§ **DIRECTIONS**:
Search the data below for the word "ペアワイズ" and copy each line that holds it.

§ **DATA RECORDS**:
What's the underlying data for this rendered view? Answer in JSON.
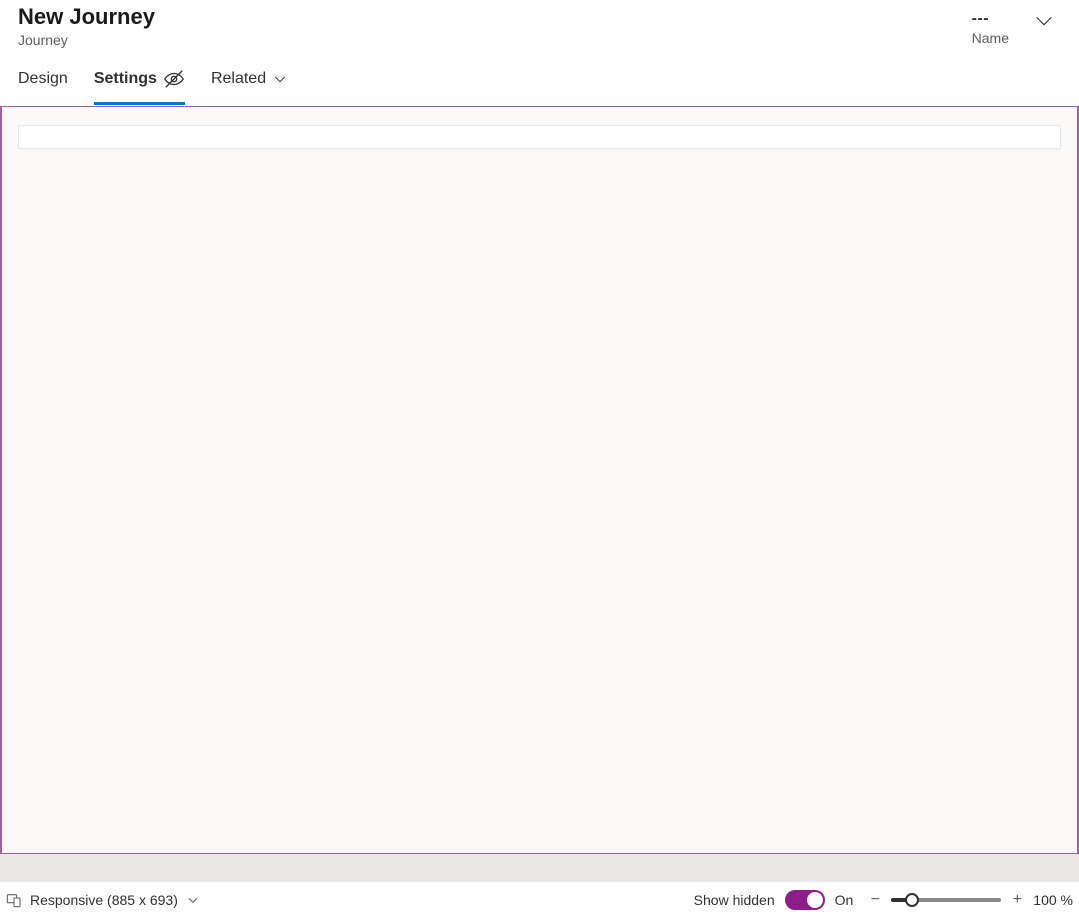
{
  "header": {
    "title": "New Journey",
    "subtitle": "Journey",
    "name_value": "---",
    "name_label": "Name"
  },
  "tabs": {
    "design": "Design",
    "settings": "Settings",
    "related": "Related"
  },
  "footer": {
    "responsive_label": "Responsive (885 x 693)",
    "show_hidden_label": "Show hidden",
    "toggle_state": "On",
    "zoom_text": "100 %"
  }
}
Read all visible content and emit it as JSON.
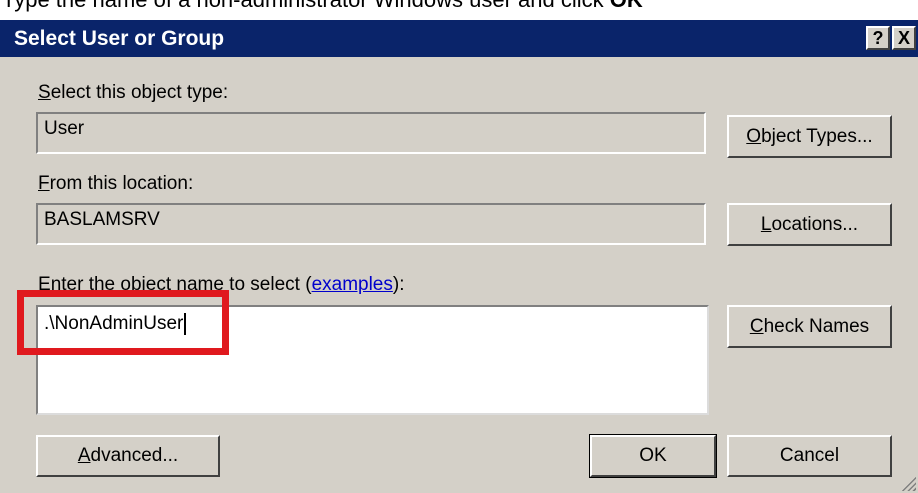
{
  "caption": {
    "text_before": "Type the name of a non-administrator Windows user and click ",
    "bold": "OK"
  },
  "window": {
    "title": "Select User or Group",
    "help_glyph": "?",
    "close_glyph": "X"
  },
  "object_type": {
    "label_accel": "S",
    "label_rest": "elect this object type:",
    "value": "User",
    "button_accel": "O",
    "button_rest": "bject Types..."
  },
  "location": {
    "label_accel": "F",
    "label_rest": "rom this location:",
    "value": "BASLAMSRV",
    "button_accel": "L",
    "button_rest": "ocations..."
  },
  "object_name": {
    "label_accel": "E",
    "label_rest": "nter the object name to select (",
    "link": "examples",
    "label_end": "):",
    "value": ".\\NonAdminUser"
  },
  "buttons": {
    "check_accel": "C",
    "check_rest": "heck Names",
    "advanced_accel": "A",
    "advanced_rest": "dvanced...",
    "ok": "OK",
    "cancel": "Cancel"
  },
  "colors": {
    "titlebar": "#0a246a",
    "dialog_face": "#d4d0c8",
    "highlight": "#e0191e",
    "link": "#0000cc"
  }
}
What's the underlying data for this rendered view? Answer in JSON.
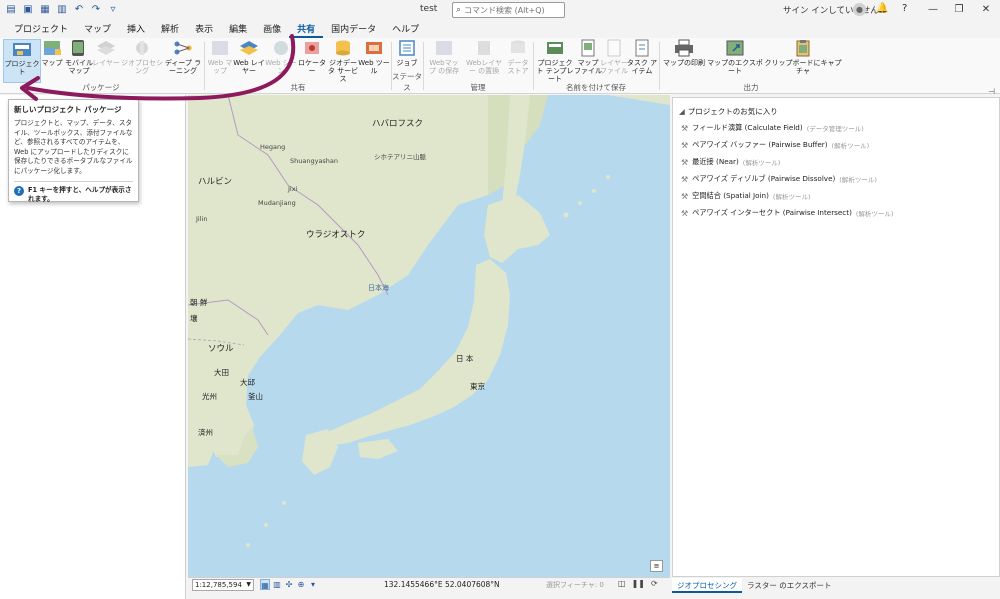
{
  "window": {
    "doc_title": "test",
    "search_placeholder": "コマンド検索 (Alt+Q)",
    "signin": "サイン インしていません",
    "help_glyph": "?"
  },
  "tabs": [
    "プロジェクト",
    "マップ",
    "挿入",
    "解析",
    "表示",
    "編集",
    "画像",
    "共有",
    "国内データ",
    "ヘルプ"
  ],
  "active_tab": "共有",
  "ribbon": {
    "groups": {
      "package": "パッケージ",
      "share": "共有",
      "status": "ステータス",
      "manage": "管理",
      "save_as": "名前を付けて保存",
      "output": "出力"
    },
    "buttons": {
      "project": "プロジェクト",
      "map": "マップ",
      "mobile_map": "モバイル マップ",
      "layer": "レイヤー",
      "geoprocessing": "ジオプロセシング",
      "deep_learning": "ディープ ラーニング",
      "web_map": "Web マップ",
      "web_layer": "Web レイヤー",
      "web_scene": "Web シーン",
      "locator": "ロケーター",
      "geodata_service": "ジオデータ サービス",
      "web_tool": "Web ツール",
      "jobs": "ジョブ",
      "save_web_map": "Webマップ の保存",
      "replace_web_layer": "Webレイヤー の置換",
      "data_store": "データ ストア",
      "project_template": "プロジェクト テンプレート",
      "map_file": "マップ ファイル",
      "layer_file": "レイヤー ファイル",
      "task_item": "タスク アイテム",
      "print_map": "マップの印刷",
      "export_map": "マップのエクスポート",
      "copy_clipboard": "クリップボードにキャプチャ"
    }
  },
  "tooltip": {
    "title": "新しいプロジェクト パッケージ",
    "body": "プロジェクトと、マップ、データ、スタイル、ツールボックス、添付ファイルなど、参照されるすべてのアイテムを、Web にアップロードしたりディスクに保存したりできるポータブルなファイルにパッケージ化します。",
    "help": "F1 キーを押すと、ヘルプが表示されます。"
  },
  "map": {
    "labels": {
      "khabarovsk": "ハバロフスク",
      "sikhote": "シホテアリニ山脈",
      "hegang": "Hegang",
      "shuangyashan": "Shuangyashan",
      "harbin": "ハルビン",
      "jixi": "Jixi",
      "mudanjiang": "Mudanjiang",
      "jilin": "Jilin",
      "vladivostok": "ウラジオストク",
      "sea_of_japan": "日本海",
      "korea_north_1": "朝 鮮",
      "korea_north_2": "壤",
      "seoul": "ソウル",
      "daejeon": "大田",
      "daegu": "大邱",
      "gwangju": "光州",
      "ulsan": "釜山",
      "jeju": "済州",
      "japan": "日 本",
      "tokyo": "東京"
    }
  },
  "statusbar": {
    "scale": "1:12,785,594",
    "coords": "132.1455466°E 52.0407608°N",
    "selected_features": "選択フィーチャ: 0"
  },
  "right_pane": {
    "header": "プロジェクトのお気に入り",
    "tools": [
      {
        "name": "フィールド演算 (Calculate Field)",
        "cat": "(データ管理ツール)"
      },
      {
        "name": "ペアワイズ バッファー (Pairwise Buffer)",
        "cat": "(解析ツール)"
      },
      {
        "name": "最近接 (Near)",
        "cat": "(解析ツール)"
      },
      {
        "name": "ペアワイズ ディゾルブ (Pairwise Dissolve)",
        "cat": "(解析ツール)"
      },
      {
        "name": "空間結合 (Spatial Join)",
        "cat": "(解析ツール)"
      },
      {
        "name": "ペアワイズ インターセクト (Pairwise Intersect)",
        "cat": "(解析ツール)"
      }
    ],
    "tabs": [
      "ジオプロセシング",
      "ラスター のエクスポート"
    ]
  },
  "colors": {
    "accent": "#0b5a9f",
    "sea": "#b7d9ee",
    "land": "#dfe6cc",
    "annotation_arrow": "#8e1a5e"
  }
}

§ **SOLUTION FOR THIS EXERCISE**:
        "name": "ペアワイズ バッファー (Pairwise Buffer)",
        "name": "ペアワイズ ディゾルブ (Pairwise Dissolve)",
        "name": "ペアワイズ インターセクト (Pairwise Intersect)",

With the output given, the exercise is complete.